__What needs to be done__
Copy all lines below containing "label".

Web page and app entries
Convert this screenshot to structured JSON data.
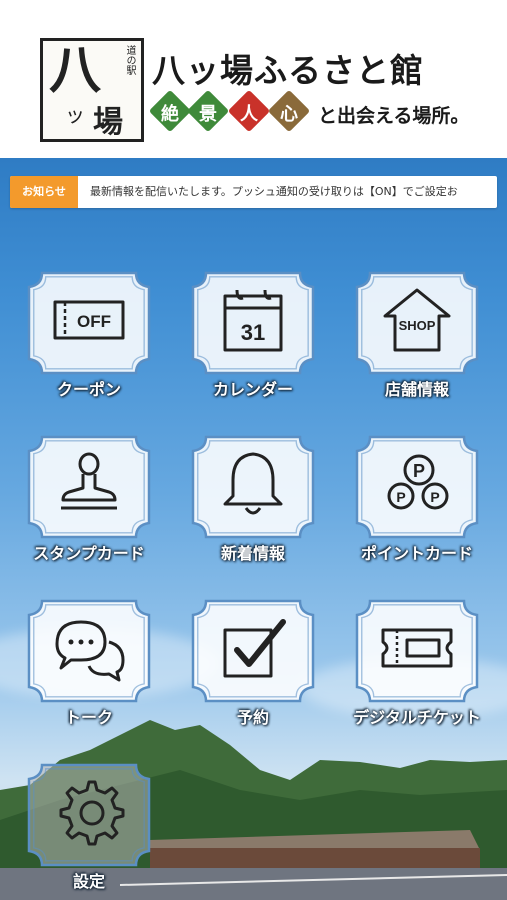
{
  "header": {
    "logo": {
      "sub": "道の駅",
      "big": "八",
      "small": "場",
      "tiny": "ッ"
    },
    "title": "八ッ場ふるさと館",
    "diamonds": [
      {
        "char": "絶",
        "color": "#3f8a3a"
      },
      {
        "char": "景",
        "color": "#3f8a3a"
      },
      {
        "char": "人",
        "color": "#c9322a"
      },
      {
        "char": "心",
        "color": "#8a6a3a"
      }
    ],
    "tagline": "と出会える場所。"
  },
  "news": {
    "tag": "お知らせ",
    "text": "最新情報を配信いたします。プッシュ通知の受け取りは【ON】でご設定お"
  },
  "menu": [
    {
      "label": "クーポン",
      "icon": "coupon-icon",
      "icon_text": "OFF"
    },
    {
      "label": "カレンダー",
      "icon": "calendar-icon",
      "icon_text": "31"
    },
    {
      "label": "店舗情報",
      "icon": "shop-icon",
      "icon_text": "SHOP"
    },
    {
      "label": "スタンプカード",
      "icon": "stamp-icon"
    },
    {
      "label": "新着情報",
      "icon": "bell-icon"
    },
    {
      "label": "ポイントカード",
      "icon": "point-icon",
      "icon_text": "P"
    },
    {
      "label": "トーク",
      "icon": "chat-icon"
    },
    {
      "label": "予約",
      "icon": "checkbox-icon"
    },
    {
      "label": "デジタルチケット",
      "icon": "ticket-icon"
    },
    {
      "label": "設定",
      "icon": "gear-icon"
    }
  ],
  "colors": {
    "news_tag": "#f39a2c",
    "tile_border": "#5b8fc4"
  }
}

__Result for this task__
      "label": "クーポン",
      "label": "カレンダー",
      "label": "店舗情報",
      "label": "スタンプカード",
      "label": "新着情報",
      "label": "ポイントカード",
      "label": "トーク",
      "label": "予約",
      "label": "デジタルチケット",
      "label": "設定",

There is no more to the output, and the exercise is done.